## How to complete this task
Among the records, which lines hold the word "Geofence"? Pick them out.

[Data records for software interfaces]
=== Section Start ===

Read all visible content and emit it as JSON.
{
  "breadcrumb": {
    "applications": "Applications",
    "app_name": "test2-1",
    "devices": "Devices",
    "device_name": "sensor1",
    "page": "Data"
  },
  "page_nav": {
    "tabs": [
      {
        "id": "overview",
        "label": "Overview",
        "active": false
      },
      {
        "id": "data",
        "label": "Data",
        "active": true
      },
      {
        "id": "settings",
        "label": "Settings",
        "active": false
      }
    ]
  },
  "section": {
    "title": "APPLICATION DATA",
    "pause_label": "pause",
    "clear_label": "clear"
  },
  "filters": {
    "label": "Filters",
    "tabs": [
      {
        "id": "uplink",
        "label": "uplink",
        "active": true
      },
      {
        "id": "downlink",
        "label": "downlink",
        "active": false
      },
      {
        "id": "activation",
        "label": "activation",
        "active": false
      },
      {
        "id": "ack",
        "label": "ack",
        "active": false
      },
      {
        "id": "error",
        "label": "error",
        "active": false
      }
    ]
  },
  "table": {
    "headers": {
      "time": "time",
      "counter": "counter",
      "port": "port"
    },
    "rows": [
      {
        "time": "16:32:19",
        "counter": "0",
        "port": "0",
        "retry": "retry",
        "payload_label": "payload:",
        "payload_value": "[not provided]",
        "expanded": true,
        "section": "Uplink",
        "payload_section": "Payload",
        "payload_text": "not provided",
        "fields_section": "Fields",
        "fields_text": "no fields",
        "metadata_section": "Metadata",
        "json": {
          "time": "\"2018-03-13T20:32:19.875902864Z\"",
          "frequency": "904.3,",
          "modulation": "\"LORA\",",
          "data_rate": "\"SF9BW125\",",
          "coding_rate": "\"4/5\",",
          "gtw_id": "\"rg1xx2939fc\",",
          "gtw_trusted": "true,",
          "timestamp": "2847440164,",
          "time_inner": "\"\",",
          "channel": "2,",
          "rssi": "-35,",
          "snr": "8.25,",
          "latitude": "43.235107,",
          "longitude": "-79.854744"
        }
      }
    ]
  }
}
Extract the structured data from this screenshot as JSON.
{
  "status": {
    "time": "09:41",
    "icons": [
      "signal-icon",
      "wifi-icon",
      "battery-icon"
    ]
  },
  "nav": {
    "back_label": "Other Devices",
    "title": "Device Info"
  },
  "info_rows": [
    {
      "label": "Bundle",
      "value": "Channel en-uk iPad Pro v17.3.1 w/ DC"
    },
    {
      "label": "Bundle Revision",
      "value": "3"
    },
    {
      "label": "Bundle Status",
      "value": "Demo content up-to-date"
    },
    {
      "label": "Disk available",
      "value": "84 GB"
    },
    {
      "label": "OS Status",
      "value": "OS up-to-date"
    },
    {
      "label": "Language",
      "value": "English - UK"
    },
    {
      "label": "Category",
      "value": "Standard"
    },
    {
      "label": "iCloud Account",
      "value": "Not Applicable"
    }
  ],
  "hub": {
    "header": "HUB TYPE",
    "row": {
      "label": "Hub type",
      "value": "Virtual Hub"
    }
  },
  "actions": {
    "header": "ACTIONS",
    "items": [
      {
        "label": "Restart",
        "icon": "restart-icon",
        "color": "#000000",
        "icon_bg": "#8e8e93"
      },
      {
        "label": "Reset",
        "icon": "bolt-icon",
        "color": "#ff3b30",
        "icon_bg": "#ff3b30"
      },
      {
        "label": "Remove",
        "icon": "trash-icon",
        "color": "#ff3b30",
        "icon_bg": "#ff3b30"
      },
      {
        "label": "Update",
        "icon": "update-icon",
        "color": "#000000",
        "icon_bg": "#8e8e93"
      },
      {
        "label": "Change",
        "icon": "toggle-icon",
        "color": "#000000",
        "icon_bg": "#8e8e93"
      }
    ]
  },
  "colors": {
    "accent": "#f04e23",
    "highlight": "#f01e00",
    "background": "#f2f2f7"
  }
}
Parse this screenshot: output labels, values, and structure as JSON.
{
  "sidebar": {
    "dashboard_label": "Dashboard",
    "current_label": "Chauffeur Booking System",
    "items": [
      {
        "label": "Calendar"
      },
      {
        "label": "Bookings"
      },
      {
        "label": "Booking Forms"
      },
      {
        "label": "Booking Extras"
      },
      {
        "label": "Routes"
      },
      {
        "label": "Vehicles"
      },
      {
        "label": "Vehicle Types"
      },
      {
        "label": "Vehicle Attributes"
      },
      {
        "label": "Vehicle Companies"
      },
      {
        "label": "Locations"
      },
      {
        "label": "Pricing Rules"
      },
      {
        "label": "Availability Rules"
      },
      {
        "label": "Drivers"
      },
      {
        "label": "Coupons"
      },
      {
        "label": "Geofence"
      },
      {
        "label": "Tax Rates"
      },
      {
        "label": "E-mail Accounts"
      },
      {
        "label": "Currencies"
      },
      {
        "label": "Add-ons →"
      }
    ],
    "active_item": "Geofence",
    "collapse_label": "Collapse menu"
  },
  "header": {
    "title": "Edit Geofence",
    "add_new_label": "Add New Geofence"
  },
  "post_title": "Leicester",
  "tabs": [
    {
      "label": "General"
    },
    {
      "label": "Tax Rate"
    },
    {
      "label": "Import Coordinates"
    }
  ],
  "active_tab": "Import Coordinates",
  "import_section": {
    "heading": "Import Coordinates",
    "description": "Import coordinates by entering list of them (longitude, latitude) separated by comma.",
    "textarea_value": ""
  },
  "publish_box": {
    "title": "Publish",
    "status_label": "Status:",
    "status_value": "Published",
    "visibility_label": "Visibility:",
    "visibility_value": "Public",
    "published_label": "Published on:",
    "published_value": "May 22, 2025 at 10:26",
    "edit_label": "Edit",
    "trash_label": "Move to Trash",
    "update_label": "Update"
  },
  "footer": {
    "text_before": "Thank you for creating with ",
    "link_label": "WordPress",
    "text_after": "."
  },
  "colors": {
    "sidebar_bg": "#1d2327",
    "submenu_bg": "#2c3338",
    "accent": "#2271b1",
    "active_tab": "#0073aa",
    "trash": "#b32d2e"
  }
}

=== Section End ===

## Exercise output
        "label": "Geofence"
    "active_item": "Geofence",
    "title": "Edit Geofence",
    "add_new_label": "Add New Geofence"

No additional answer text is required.